‘A neurologically-based condition in which stimulation of one sensory or cognitive pathway leads to automatic, involuntary experiences in a second sensory or cognitive pathway.

From – http://en.wikipedia.org/wiki/Synesthesia

Case Study

Other links


Text Blindness

  • See – Alexia

Todd’s syndrome

  • See – Alice in Wonderland syndrome

Tourette’s Syndrome

Category – Motor

‘Characterized by multiple physical (motor) tics and at least one vocal (phonic) tic.‘

From – http://en.wikipedia.org/wiki/Tourette’s_Syndrome

Case Study I

Case Study II

Case Study III

Other links


Visual Agnosia

‘The inability of the brain to make sense of or make use of some part of otherwise normal visual stimulus and is typified by the inability to recognize familiar objects or faces.‘

From – http://en.wikipedia.org/wiki/Visual_agnosia

Visual Aphasia

See – Alexia

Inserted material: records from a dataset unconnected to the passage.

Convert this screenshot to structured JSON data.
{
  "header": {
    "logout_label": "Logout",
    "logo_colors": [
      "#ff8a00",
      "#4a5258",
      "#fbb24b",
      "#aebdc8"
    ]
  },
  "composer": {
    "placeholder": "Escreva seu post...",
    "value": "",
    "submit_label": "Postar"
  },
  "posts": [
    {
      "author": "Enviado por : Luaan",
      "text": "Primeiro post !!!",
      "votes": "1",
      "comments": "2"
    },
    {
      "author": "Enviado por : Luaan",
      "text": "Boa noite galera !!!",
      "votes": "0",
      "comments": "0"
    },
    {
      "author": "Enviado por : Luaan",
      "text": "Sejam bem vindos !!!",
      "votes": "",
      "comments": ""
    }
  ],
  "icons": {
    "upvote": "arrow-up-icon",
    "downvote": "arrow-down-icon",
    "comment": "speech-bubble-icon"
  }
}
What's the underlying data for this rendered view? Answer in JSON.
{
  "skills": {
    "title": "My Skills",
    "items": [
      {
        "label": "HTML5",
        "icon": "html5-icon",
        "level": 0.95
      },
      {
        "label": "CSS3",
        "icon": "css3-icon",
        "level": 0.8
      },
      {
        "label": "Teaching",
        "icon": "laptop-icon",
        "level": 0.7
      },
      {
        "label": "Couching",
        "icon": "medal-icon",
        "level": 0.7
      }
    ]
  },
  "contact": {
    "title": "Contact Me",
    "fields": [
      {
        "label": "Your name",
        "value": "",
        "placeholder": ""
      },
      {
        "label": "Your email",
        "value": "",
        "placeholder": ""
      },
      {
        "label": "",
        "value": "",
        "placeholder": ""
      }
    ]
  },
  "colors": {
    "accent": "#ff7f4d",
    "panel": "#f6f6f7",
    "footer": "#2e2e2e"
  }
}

Walking Corpse Syndrome

See – Cotard’s Delusion

Williams Syndrome

‘A distinctive, “elfin” facial appearance, along with a low nasal bridge; an unusually cheerful demeanor and ease with strangers; developmental delay coupled with unusual (for persons who are diagnosed as developmentally delayed) language skills; and cardiovascular problems, such as supravalvular aortic stenosis and transient hypercalcaemia.‘

From – http://en.wikipedia.org/wiki/Williams_Syndrome

Wilson’s Disease

‘An autosomal recessive genetic disorder in which copper accumulates in tissues… about half the patients with Wilson’s have neurological or psychiatric problems. Most patients initially have mild cognitive deterioration and clumsiness, as well as changes in behavior. Specific neurological symptoms then follow, often in the form of parkinsonism (increased rigidity and slowing of routine movements) with or without a typical hand tremor, masked facial expressions, slurred speech, ataxia (lack of coordination) or dystonia (twisting and repetitive movements of part of the body).‘

From – http://en.wikipedia.org/wiki/Wilson’s_disease

Case Study

Word Blindness

  • See – Alexia